Guest post by Adrian Walker, “The Snake Whisperer”
The Iquitos I come to know in my first days here recalls the Eagles in that throughout the city I encounter “Take it Easy” or “Tequila Sunrise” and in darker moments more than a hint of “Hotel California” All the elements are here and in keeping with the lushness of the surrounding jungle, in abundance. It’s all a question of which paths you choose to follow.
For me the lodge remains my priority and I visit one which is fresh to the market and overpriced given that the flooding of 2012 has destroyed the lower storey effectively rendering it more suitable to be a whorehouse than a lodge. My jungle guide confirms this when he offers a young village girl as part of the package should I buy; she already has 2 children, the younger at breast, an instant family in fact. I decline and determine his offer a little out of order and quietly wonder what sort of commission the scheming lodge owner has offered him to push a sale through with this gringo.
Lodge number 2 is an improvement but again the price is in the unrealistic range, beyond mere optimism. I suggest a lease but this declined by an owner clearly looking for a sale but I suspect heading for disappointment given the state of the market and the number of lodges available.
Lodge 3 is well situated and hopeful until I arrive and again find the flood toll has been heavy, far more so than the absent owner has informed me or perhaps been informed himself. Again I make an offer which I feel is reasonable but find it declined. The concept born so many months ago of an Amazon lodge is drifting a little as the difficulties of the unexpectedly high waters encountered this year face me squarely. Everyone wants a lodge with a river view, all it seems have paid a high price.

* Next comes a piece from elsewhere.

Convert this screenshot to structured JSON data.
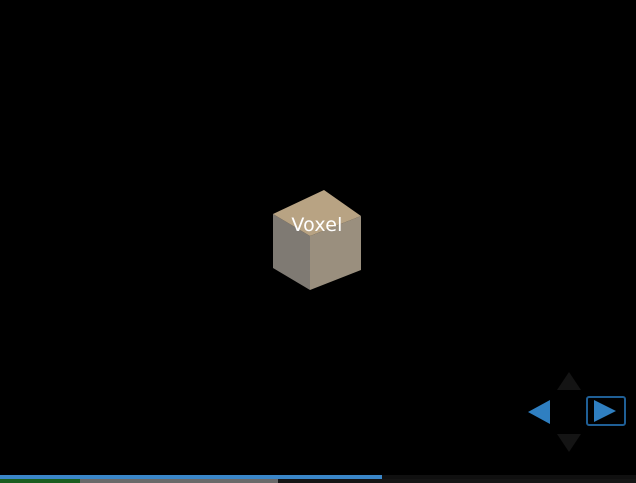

Then, a little more than a week after my arrival, an agent advises me of a lodge which may suit and introduces me to the owner, an elfin Peruvian/Italian woman with commendable English and ideals which I recognize immediately as akin to mine. We get on well over a breakfast chat and a same day visit is swiftly arranged. The building has survived the ravages of the waters narrowly, is well constructed and I am deeply impressed by the quality and loyalty of the staff. More importantly she owns land which contains a range of habitats allowing a rich, diverse birdlife. Perhaps the elusive magnet species isn’t here but the scope is and she prefers not to sell but is happy to negotiate a lease, an arrangement that will give me valuable time to find that nirvana where all my boxes may be ticked. I stay overnight and we talk long and late over beers purchased in the nearby village. In the morning a deal is settled and my lodge moves one small step closer. As we shake hands on an arrangement reached I catch the sound of a grunting Hoatzin in the forest, a sound I take as approval.
The Road To Iquitos, part 2
Guest post by Adrian Walker the author of Diary of a Snake Whisperer, Birds of Mission Beach, and several books of fiction.
Hello, this is Bill Grimes reporting from Iquitos Peru. Adrian Walker and his family are living in one of my apartments while looking to open a lodge in the jungle. He was kind enough to write this series of articles for the Captain’s Blog and Iquitos Times. We hope this is Chapter two of his new book, The Road to Iquitos. To read chapter one, please click this link to The Road To Iquitos.